London 2012 Olympics 'to miss renewable energy target'
The London Olympics is on track to be sustainable but will fall short of its renewable energy targets, the event's sustainability watchdog has reported.
The Commission for a Sustainable London 2012 said carbon emissions from the Games was likely to be reduced by 50%.
However it said only 9% of this would come from renewable energy - falling short of the 20% target.
The Olympic Delivery Authority (ODA) said it had to find other ways to reduce the event's carbon footprint.
New safety rules and design changes led the ODA to abandon plans for a wind turbine at the Olympic Park in east London last year.
Shaun McCarthy, who chairs the sustainability watchdog, said the scrapping of the wind turbine was the main reason why renewable energy targets would not be met.
To achieve the reduction in carbon emissions, the ODA is instead investing more than £1m in measures like insulation and draft-proofing in local houses and schools.
"It is regrettable that the renewable energy industry could not come up with the answers," said Mr McCarthy. "But this is a sensible solution to reduce carbon emissions.
"We are incredibly close to our ultimate goal of a sustainable Games, which would make London 2012 a unique entry in the annals of Olympic and Paralympic history," he added.
The ODA's Richard Jackson said providing renewable energy to the site was a big challenge.
"Beyond the huge sustainability benefits already delivered, we also set ourselves challenging targets on carbon reduction and renewable energy," he said.
"Despite exhaustive efforts we have not been able to find a cost-effective solution to deliver a large percentage of renewable technology on the park."
It is now 15 months until the Games' opening ceremony.
London Assembly Green Party member Darren Johnson criticised the missing of the renewable energy target.

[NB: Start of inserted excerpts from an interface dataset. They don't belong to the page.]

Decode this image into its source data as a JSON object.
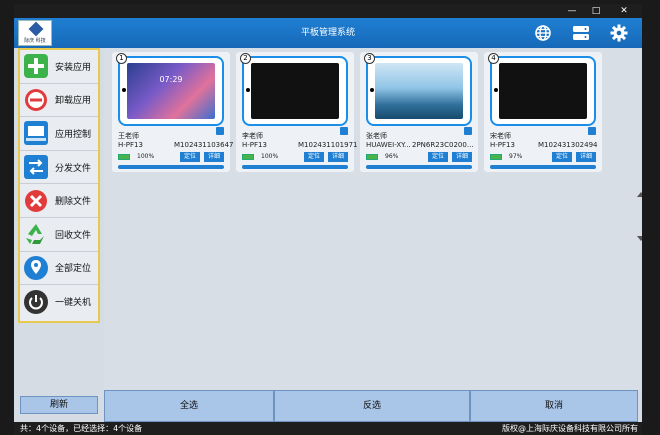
{
  "window": {
    "title": "平板管理系统",
    "minimize_glyph": "—",
    "maximize_glyph": "□",
    "close_glyph": "✕"
  },
  "header": {
    "logo_text": "际庆 科技",
    "icons": [
      "globe-icon",
      "server-icon",
      "gear-icon"
    ]
  },
  "sidebar": {
    "items": [
      {
        "label": "安装应用",
        "icon": "plus-circle-icon",
        "color": "#3cb34a"
      },
      {
        "label": "卸载应用",
        "icon": "minus-circle-icon",
        "color": "#e23b3b"
      },
      {
        "label": "应用控制",
        "icon": "monitor-control-icon",
        "color": "#1f7fd2"
      },
      {
        "label": "分发文件",
        "icon": "transfer-arrows-icon",
        "color": "#1f7fd2"
      },
      {
        "label": "删除文件",
        "icon": "delete-x-icon",
        "color": "#e23b3b"
      },
      {
        "label": "回收文件",
        "icon": "recycle-icon",
        "color": "#3cb34a"
      },
      {
        "label": "全部定位",
        "icon": "location-pin-icon",
        "color": "#1f7fd2"
      },
      {
        "label": "一键关机",
        "icon": "power-icon",
        "color": "#333333"
      }
    ],
    "refresh_label": "刷新"
  },
  "devices": [
    {
      "num": "1",
      "teacher": "王老师",
      "model": "H-PF13",
      "serial": "M102431103647",
      "battery": "100%",
      "locate": "定位",
      "details": "详细",
      "screen": "wallpaper",
      "clock": "07:29"
    },
    {
      "num": "2",
      "teacher": "李老师",
      "model": "H-PF13",
      "serial": "M102431101971",
      "battery": "100%",
      "locate": "定位",
      "details": "详细",
      "screen": "off"
    },
    {
      "num": "3",
      "teacher": "张老师",
      "model": "HUAWEI-XY...",
      "serial": "2PN6R23C0200...",
      "battery": "96%",
      "locate": "定位",
      "details": "详细",
      "screen": "ocean"
    },
    {
      "num": "4",
      "teacher": "宋老师",
      "model": "H-PF13",
      "serial": "M102431302494",
      "battery": "97%",
      "locate": "定位",
      "details": "详细",
      "screen": "off"
    }
  ],
  "actions": {
    "select_all": "全选",
    "invert": "反选",
    "cancel": "取消"
  },
  "status": {
    "left": "共：4个设备，已经选择：4个设备",
    "right": "版权@上海际庆设备科技有限公司所有"
  },
  "colors": {
    "accent": "#1f7fd2",
    "sidebar_border": "#e6c94e",
    "button_bg": "#a9c6e8"
  }
}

"This really is a miserable result, he said. "I know the organisers have had some difficulties but quite frankly this should never have been allowed to happen.
"It makes a mockery of the idea of a green Olympics," he added.